• **Task details**
For the entries below, state how many lines contain the word "Streamed" and add nothing else.

[[ Dataset excerpts open ]]

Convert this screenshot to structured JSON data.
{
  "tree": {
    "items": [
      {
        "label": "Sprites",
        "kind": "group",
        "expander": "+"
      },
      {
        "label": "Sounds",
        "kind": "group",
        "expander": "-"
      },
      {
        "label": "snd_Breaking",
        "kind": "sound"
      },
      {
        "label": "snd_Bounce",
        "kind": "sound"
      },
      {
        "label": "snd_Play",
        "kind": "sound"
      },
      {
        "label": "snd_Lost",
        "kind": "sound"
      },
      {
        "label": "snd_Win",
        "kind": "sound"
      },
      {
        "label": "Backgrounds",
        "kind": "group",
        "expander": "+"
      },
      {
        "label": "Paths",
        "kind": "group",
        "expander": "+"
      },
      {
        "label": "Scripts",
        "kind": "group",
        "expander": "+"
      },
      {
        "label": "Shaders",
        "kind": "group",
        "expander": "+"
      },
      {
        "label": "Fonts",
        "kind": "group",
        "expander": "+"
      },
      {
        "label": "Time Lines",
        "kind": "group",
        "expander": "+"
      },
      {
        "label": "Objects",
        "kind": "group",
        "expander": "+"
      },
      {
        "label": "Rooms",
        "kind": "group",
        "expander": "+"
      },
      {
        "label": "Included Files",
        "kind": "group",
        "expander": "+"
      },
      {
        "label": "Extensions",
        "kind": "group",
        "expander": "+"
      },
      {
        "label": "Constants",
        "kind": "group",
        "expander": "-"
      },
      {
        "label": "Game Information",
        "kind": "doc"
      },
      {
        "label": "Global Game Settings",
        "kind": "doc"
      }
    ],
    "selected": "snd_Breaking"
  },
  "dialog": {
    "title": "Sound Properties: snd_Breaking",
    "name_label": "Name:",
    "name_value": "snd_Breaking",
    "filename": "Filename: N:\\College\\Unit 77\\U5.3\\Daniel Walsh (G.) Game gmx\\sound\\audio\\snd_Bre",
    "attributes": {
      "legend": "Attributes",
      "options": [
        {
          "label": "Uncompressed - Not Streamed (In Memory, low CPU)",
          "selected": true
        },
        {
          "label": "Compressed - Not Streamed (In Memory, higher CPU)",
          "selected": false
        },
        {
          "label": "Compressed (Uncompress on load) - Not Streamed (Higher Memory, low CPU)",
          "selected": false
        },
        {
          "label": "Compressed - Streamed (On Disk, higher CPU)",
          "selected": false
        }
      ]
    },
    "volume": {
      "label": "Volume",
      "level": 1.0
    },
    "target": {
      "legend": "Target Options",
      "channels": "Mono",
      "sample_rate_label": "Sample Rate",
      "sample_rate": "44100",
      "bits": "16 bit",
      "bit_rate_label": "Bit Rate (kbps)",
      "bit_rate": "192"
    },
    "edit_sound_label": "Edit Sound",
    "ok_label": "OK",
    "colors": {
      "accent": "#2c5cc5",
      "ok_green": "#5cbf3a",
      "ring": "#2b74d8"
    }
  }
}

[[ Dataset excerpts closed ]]

• **Result of this exercise**
4